• Aim of the exercise:
Among the entries below, find the lines with the word "مردم" and copy them.

• Information supplied:
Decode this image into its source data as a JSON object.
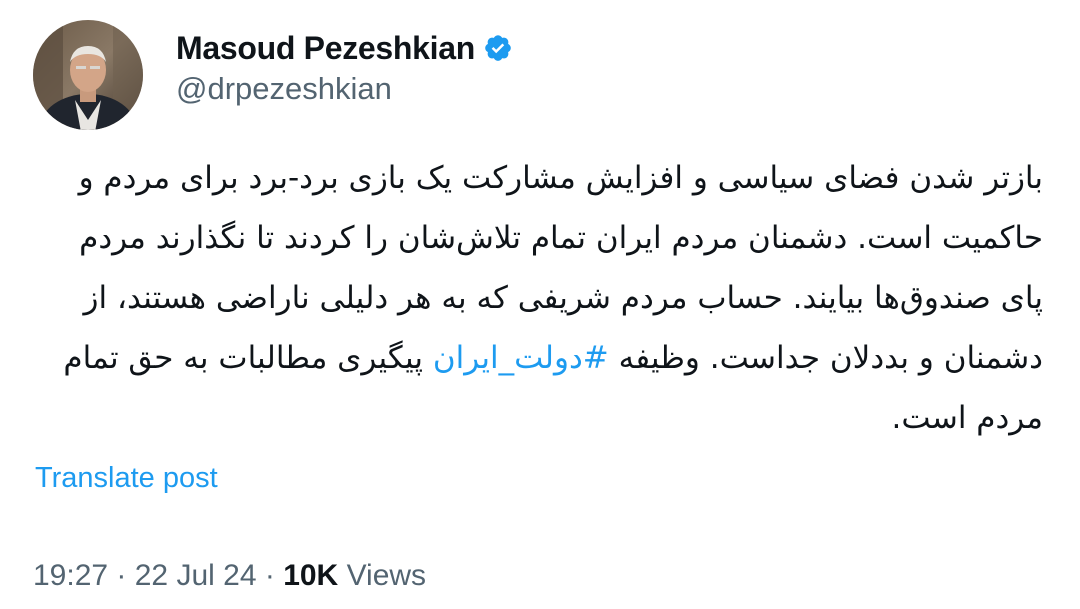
{
  "author": {
    "display_name": "Masoud Pezeshkian",
    "handle": "@drpezeshkian",
    "verified_icon": "verified-badge-icon",
    "verified_color": "#1d9bf0"
  },
  "post": {
    "text_before_hashtag": "بازتر شدن فضای سیاسی و افزایش مشارکت یک بازی برد-برد برای مردم و حاکمیت است. دشمنان مردم ایران تمام تلاش‌شان را کردند تا نگذارند مردم پای صندوق‌ها بیایند. حساب مردم شریفی که به هر دلیلی ناراضی هستند، از دشمنان و بددلان جداست. وظیفه ",
    "hashtag": "#دولت_ایران",
    "text_after_hashtag": " پیگیری مطالبات به حق تمام مردم است.",
    "translate_label": "Translate post"
  },
  "meta": {
    "time": "19:27",
    "separator": " · ",
    "date": "22 Jul 24",
    "views_count": "10K",
    "views_label": " Views"
  },
  "colors": {
    "link": "#1d9bf0",
    "secondary_text": "#536471",
    "primary_text": "#0f1419"
  }
}
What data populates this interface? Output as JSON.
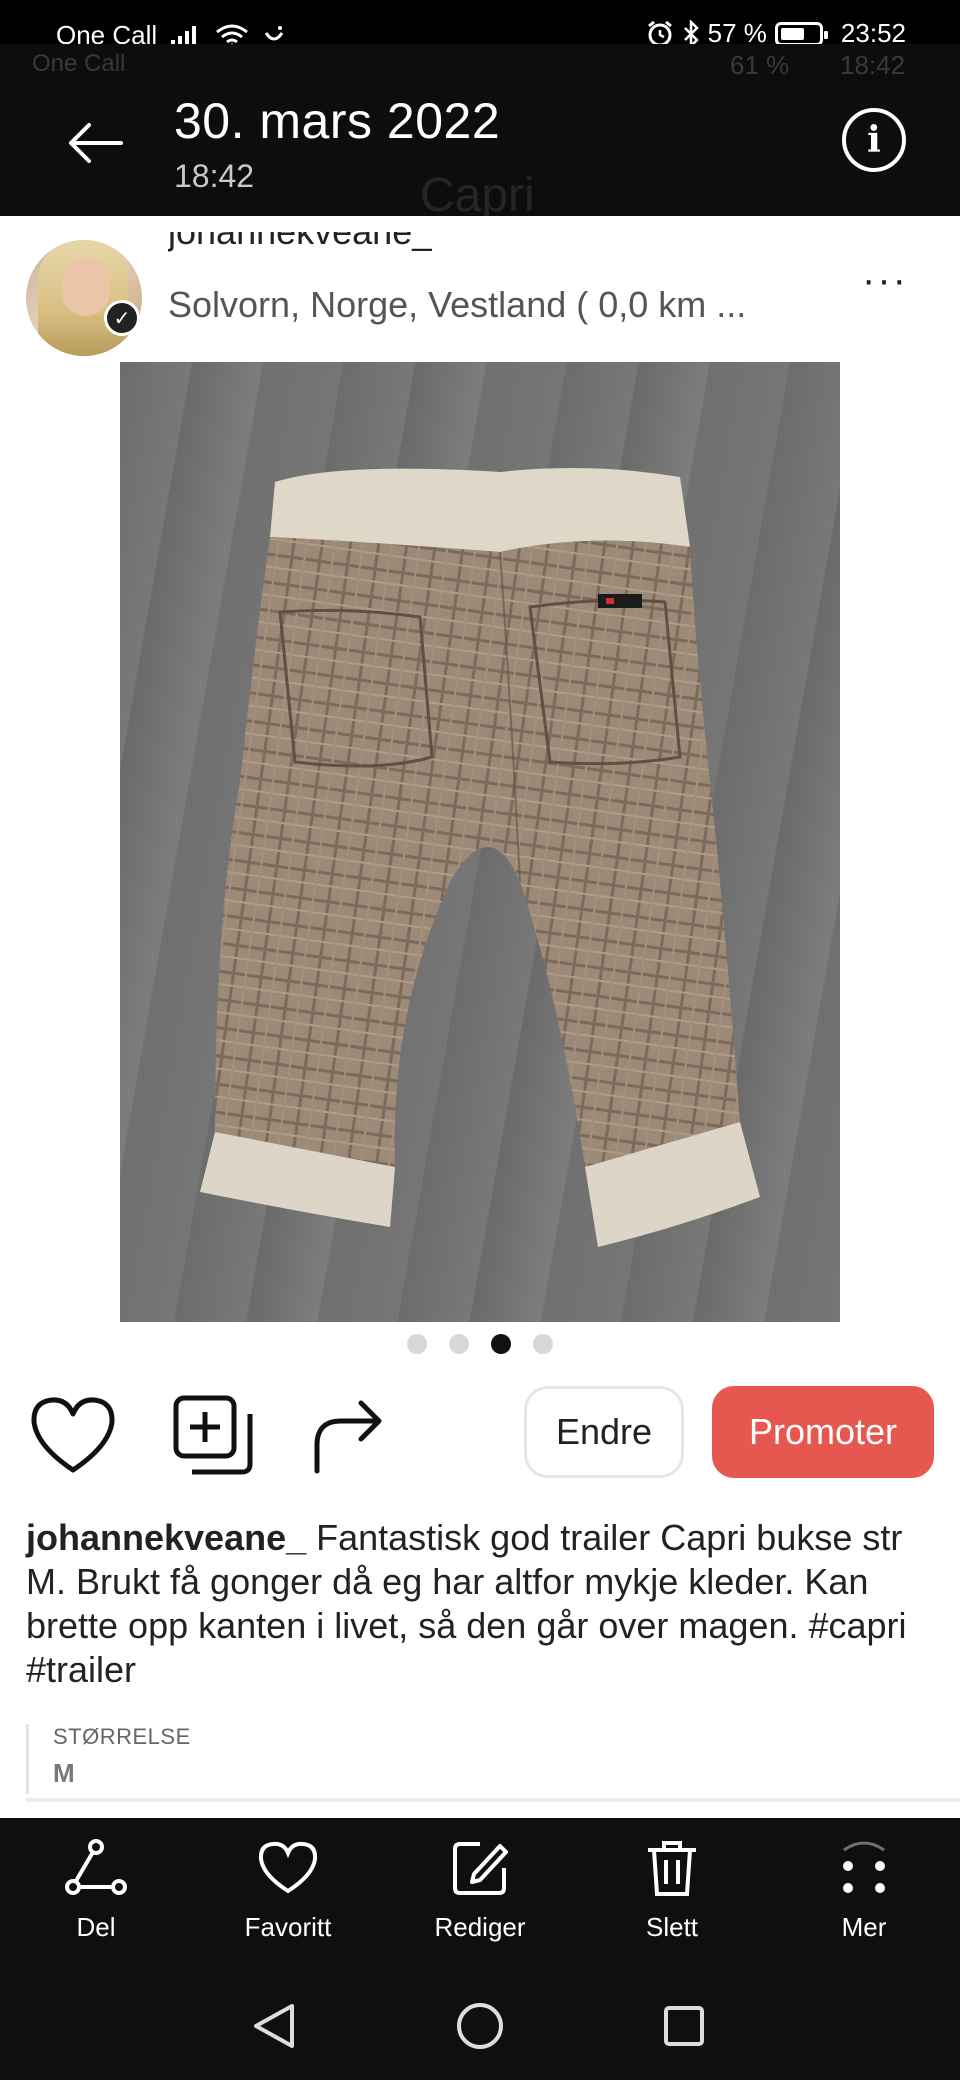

• Result:
    "text_before_hashtag": "بازتر شدن فضای سیاسی و افزایش مشارکت یک بازی برد-برد برای مردم و حاکمیت است. دشمنان مردم ایران تمام تلاش‌شان را کردند تا نگذارند مردم پای صندوق‌ها بیایند. حساب مردم شریفی که به هر دلیلی ناراضی هستند، از دشمنان و بددلان جداست. وظیفه ",
    "text_after_hashtag": " پیگیری مطالبات به حق تمام مردم است.",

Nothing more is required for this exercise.